[PROBLEM REQUIREMENTS]
Search the material for the word "Prices" and report each line where it turns up.

[EXCERPTED DATA]
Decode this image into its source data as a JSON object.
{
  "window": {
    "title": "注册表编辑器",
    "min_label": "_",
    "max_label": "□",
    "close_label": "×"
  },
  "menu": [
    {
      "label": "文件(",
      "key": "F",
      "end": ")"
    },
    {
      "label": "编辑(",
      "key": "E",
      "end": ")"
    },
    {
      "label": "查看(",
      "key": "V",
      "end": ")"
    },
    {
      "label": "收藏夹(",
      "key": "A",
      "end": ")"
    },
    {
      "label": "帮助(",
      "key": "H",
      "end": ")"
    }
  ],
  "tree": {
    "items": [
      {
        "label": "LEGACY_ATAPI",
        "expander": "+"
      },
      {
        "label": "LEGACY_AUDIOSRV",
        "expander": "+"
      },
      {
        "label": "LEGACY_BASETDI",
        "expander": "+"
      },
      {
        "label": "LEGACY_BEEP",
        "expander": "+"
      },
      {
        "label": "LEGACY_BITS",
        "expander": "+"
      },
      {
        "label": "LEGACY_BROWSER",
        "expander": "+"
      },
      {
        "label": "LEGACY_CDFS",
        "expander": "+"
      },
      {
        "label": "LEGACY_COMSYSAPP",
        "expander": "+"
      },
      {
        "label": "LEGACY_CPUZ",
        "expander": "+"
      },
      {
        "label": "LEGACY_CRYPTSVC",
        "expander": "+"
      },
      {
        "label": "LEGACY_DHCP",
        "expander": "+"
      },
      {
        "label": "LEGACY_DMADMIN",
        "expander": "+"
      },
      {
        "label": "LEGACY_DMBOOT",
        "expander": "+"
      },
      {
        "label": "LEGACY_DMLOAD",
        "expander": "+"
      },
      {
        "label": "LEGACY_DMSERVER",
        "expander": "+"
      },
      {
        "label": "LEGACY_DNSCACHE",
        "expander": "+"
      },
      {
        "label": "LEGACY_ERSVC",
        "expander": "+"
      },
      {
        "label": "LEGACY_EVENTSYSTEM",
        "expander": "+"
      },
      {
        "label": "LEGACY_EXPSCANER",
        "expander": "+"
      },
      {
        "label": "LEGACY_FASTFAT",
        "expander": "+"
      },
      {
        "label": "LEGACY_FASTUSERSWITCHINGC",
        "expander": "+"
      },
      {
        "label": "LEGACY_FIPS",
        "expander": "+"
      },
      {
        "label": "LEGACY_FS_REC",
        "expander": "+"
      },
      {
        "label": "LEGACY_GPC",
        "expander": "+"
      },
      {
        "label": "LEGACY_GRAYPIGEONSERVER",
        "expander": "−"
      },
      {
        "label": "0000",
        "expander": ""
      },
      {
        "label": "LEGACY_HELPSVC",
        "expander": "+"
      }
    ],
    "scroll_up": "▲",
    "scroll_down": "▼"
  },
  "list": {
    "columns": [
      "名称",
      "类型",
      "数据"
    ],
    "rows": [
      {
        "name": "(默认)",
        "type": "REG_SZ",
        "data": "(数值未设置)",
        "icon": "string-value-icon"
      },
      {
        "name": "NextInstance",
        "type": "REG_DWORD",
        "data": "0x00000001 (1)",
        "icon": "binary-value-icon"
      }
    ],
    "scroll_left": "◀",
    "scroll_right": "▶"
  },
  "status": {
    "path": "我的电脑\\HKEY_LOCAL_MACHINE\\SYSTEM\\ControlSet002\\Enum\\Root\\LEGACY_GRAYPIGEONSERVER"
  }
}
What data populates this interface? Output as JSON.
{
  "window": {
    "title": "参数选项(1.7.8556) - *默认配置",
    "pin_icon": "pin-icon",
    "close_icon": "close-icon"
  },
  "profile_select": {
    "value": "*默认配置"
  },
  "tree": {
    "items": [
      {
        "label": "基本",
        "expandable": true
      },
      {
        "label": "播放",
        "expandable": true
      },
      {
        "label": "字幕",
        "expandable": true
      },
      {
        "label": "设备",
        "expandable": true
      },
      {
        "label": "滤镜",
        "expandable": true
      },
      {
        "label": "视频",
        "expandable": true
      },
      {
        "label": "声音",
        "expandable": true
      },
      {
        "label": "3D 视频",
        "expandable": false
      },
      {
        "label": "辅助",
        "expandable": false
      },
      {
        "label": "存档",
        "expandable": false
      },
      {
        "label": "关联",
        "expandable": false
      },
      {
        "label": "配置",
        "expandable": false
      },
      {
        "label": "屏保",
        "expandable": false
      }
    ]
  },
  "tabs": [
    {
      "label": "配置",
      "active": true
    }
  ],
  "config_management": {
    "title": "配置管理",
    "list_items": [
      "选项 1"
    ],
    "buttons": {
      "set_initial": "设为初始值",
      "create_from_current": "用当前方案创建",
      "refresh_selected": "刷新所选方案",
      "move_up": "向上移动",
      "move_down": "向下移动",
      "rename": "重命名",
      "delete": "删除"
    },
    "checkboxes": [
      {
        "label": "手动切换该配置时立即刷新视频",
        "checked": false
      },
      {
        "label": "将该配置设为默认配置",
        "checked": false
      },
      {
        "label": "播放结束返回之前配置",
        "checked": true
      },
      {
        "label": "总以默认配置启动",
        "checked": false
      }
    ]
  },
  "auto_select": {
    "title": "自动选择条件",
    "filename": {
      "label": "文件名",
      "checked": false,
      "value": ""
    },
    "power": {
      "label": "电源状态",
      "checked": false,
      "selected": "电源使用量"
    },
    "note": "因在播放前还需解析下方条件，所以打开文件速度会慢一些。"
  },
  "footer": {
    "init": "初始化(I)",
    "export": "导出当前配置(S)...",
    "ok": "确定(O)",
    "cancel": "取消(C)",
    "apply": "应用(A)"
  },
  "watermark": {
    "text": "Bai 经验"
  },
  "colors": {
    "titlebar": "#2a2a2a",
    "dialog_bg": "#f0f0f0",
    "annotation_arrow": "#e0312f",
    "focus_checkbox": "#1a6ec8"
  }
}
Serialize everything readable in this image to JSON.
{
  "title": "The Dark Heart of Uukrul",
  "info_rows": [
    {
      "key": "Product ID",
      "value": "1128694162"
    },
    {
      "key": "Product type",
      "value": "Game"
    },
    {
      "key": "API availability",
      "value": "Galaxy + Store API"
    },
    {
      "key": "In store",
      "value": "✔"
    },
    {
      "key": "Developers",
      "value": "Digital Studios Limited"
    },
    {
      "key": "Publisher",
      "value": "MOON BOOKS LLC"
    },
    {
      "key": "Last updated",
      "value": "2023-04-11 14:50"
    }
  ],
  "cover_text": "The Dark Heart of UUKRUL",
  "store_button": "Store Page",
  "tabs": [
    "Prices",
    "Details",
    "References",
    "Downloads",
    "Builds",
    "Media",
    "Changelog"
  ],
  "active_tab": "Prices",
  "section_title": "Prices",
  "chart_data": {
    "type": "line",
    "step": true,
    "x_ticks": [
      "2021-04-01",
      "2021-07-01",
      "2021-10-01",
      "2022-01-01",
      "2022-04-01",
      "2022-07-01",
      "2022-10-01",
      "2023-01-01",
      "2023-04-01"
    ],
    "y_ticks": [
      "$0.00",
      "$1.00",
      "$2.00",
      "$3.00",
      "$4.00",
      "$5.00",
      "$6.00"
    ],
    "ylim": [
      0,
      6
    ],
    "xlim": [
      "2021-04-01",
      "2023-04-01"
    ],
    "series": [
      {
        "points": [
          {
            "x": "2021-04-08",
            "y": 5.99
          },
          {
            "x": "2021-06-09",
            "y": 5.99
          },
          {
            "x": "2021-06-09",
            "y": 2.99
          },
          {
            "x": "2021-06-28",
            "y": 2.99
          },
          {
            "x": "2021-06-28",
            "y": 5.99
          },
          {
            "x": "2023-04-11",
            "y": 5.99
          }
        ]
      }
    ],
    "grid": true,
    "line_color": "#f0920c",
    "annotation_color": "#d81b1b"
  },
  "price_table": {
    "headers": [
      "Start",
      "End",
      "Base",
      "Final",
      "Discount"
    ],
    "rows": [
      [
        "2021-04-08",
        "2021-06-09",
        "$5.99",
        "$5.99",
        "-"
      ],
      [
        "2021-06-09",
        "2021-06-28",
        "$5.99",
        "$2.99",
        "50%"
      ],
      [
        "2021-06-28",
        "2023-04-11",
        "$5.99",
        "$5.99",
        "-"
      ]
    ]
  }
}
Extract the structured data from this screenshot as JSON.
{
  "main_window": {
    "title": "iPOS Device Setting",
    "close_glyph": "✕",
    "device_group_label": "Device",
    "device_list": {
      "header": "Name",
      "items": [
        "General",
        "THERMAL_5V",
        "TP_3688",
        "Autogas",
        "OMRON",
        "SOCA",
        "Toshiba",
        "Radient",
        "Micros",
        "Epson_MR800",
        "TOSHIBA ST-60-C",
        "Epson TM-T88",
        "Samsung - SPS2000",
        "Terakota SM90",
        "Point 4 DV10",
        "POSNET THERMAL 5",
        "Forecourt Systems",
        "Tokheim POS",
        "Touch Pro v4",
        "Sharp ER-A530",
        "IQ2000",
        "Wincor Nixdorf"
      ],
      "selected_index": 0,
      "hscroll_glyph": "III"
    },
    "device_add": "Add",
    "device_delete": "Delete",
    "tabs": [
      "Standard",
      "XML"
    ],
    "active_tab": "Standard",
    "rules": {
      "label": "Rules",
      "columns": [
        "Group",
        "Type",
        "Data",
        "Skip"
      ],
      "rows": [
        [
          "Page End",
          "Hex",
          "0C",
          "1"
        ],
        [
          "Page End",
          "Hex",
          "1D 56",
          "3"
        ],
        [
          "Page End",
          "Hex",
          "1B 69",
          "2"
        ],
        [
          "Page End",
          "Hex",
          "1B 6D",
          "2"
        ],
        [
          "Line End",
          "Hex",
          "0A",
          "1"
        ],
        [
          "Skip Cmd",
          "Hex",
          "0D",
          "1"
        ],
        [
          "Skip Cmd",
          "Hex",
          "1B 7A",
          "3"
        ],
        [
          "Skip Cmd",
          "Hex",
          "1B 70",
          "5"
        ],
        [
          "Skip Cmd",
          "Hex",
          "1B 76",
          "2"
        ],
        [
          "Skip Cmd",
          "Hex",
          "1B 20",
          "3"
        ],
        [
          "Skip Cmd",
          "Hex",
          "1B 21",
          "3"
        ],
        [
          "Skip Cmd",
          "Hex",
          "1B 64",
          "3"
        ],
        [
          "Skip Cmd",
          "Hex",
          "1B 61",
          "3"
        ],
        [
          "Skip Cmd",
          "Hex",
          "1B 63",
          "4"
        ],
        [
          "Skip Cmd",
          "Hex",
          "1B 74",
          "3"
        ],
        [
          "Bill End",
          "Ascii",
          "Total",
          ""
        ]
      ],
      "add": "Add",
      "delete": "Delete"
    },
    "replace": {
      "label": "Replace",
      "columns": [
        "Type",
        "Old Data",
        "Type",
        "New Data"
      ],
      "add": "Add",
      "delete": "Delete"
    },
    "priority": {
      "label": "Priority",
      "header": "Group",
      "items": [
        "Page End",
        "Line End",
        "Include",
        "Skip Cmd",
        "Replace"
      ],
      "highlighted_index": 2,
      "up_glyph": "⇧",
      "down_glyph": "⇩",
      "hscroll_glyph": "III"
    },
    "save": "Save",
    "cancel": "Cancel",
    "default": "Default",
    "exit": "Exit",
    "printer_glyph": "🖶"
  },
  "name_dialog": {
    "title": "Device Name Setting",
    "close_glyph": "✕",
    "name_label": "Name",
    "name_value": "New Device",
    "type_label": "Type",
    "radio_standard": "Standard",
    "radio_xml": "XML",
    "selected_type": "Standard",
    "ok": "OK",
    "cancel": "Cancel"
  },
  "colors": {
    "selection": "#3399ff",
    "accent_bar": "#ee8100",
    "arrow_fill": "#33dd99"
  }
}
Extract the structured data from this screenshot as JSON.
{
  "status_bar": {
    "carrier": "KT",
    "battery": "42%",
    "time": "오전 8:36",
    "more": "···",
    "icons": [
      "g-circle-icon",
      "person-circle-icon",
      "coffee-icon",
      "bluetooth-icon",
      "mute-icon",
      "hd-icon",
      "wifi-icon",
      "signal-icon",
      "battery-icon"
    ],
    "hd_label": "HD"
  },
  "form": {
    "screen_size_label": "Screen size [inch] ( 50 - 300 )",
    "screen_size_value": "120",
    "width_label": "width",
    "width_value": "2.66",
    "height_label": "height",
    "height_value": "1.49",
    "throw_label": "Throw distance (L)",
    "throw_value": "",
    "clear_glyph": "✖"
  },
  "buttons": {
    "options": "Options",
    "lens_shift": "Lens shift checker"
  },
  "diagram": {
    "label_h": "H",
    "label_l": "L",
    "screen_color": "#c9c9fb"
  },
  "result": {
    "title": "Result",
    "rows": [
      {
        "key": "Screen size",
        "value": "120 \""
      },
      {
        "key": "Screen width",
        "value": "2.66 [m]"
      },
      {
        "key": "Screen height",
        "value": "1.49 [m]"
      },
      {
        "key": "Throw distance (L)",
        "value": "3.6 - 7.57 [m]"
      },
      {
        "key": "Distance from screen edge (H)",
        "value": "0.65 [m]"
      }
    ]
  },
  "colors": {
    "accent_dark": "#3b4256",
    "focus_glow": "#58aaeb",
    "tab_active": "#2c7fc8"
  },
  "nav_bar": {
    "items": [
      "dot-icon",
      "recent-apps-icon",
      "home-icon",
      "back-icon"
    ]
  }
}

[PROBLEM SOLUTION]
    "Prices",
  "active_tab": "Prices",
  "section_title": "Prices",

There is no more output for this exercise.